• Open-concept floor plans—to a degree: The trend toward open layouts that maintain connections from room to room is not abating. Still, homeowners are starting to look for some semblance of separation, according to John Burns Real Estate Consulting’s latest DesignLens report. “Great rooms are starting to shift shape, and homes are incorporating more alternative gathering spaces, bringing back the good old formal dining room or den,” the report says. “We aren’t necessarily going back to the full formal layout, but survey your local customer, and you will likely learn that they need more space for their stuff and are looking for more intimate places to gather.”
For large expanses, consider the floor as a system in order to optimize its performance. In this scenario, all of the products come together to deliver predictable performance that can meet the builder’s and homeowner’s expectations. A premium sub-floor such as LP Legacy® over properly spaced, stiffer I-joists, for example, can help reduce deflection that shakes china cabinets or causes nail pops and cracked floor tiles.
• Affordability to take center stage: Housing affordability continues to be a challenge, especially as first-time homebuyers struggle with student loan debt. According the NAHB Q3 2019 Housing Trends Report, 80% of buyers can afford fewer than half the homes available for-sale in their markets. Still, Millennials want single-family homes, Redfin says, even if they have to commute farther to get it.
• No full-blown recession (yet): In a conversation with Professional Builder, NAHB’s Chief Economist Robert Dietz says the association isn’t expecting a full-blown recession in their forecast window through the end of 2021, but they are anticipating the growth rate to slow this year and each year until then. And unlike the last recession, where builders flocked to luxury homes, Dietz expects to see growth in entry-level product.
• Mortgage rates will remain low: Redfin says it expects that mortgage rates won’t dip much below 3.5% next year, and will remain under 4.1% as the Federal Reserve looks to remedy slowing economic growth.
• Labor shortages continue: Products that ease installation or reduce labor are an ideal option for addressing continued shortages of framing labor. For example, LP Legacy® premium sub-flooring offers superior resistance to moisture and carries a Covered Until It’s Covered® no-sand warranty, so installers don’t have to waste time sanding the edges.
• Multi-generational living: Accommodating multiple generations of family members or creating space for renters has been coming on strong for a couple of years and, according to theDesignLens report, it’s going to continue. “Living spaces come in a variety of layouts: a suite within the home that can only be accessed from the main home, suites with private entrances, and flats over the garage,” the consulting firm says. “Whatever the layout, the key to a great multi-gen space is privacy, where connection is on the resident’s terms and not forced by shared spaces.“
• Indoor-outdoor connections: Homebuyers continue to crave connections to the outdoors, whether through full-blown outdoor living spaces, including those with seamless transitions from inside to outside, or via large expanses of windows that allow in ample daylighting.
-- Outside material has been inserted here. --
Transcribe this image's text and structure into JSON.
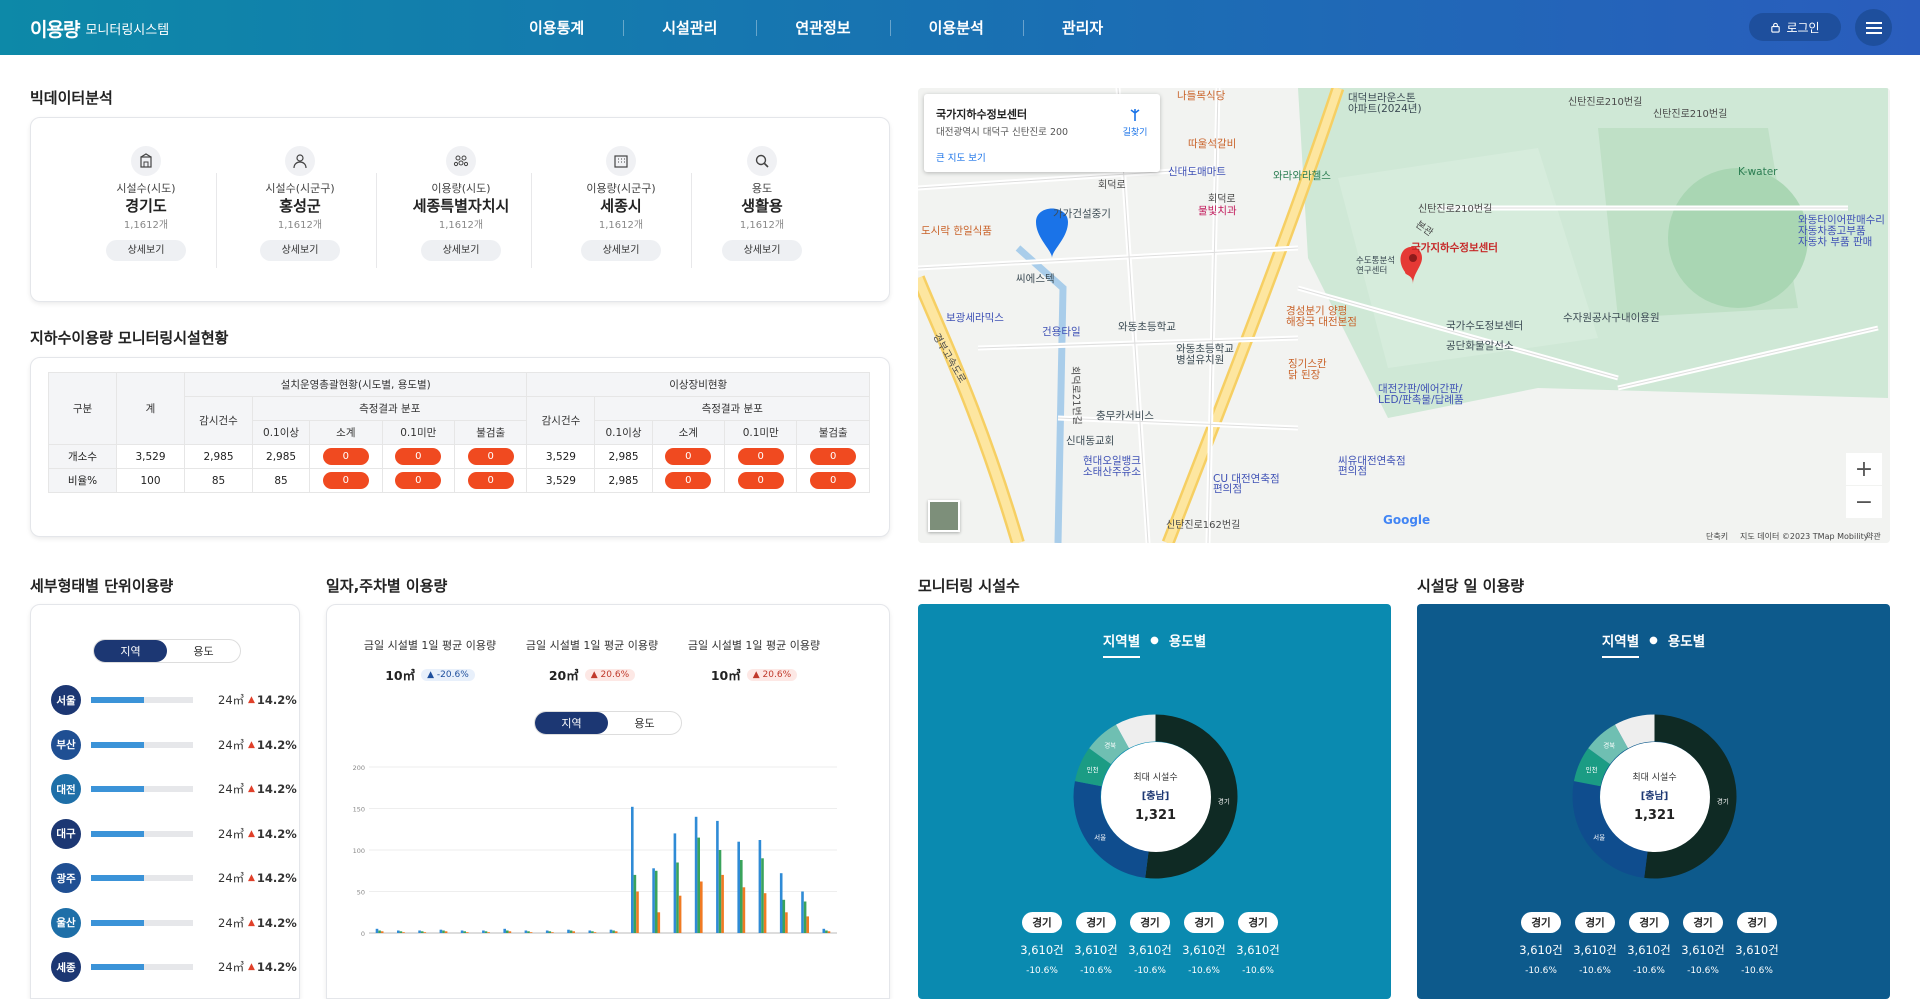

• Durability, resiliency, longevity, and maintenance: Neither Baby Boomers nor Millennials want to spend time caring for their homes, so they’ll be seeking products and design elements that don’t require a lot of upkeep. This includes floor systems that don’t warp, squeak, or buckle, so consider a sub-flooring product like LP Legacy, which has a high panel density for exceptional fastener holding strength and a quieter floor.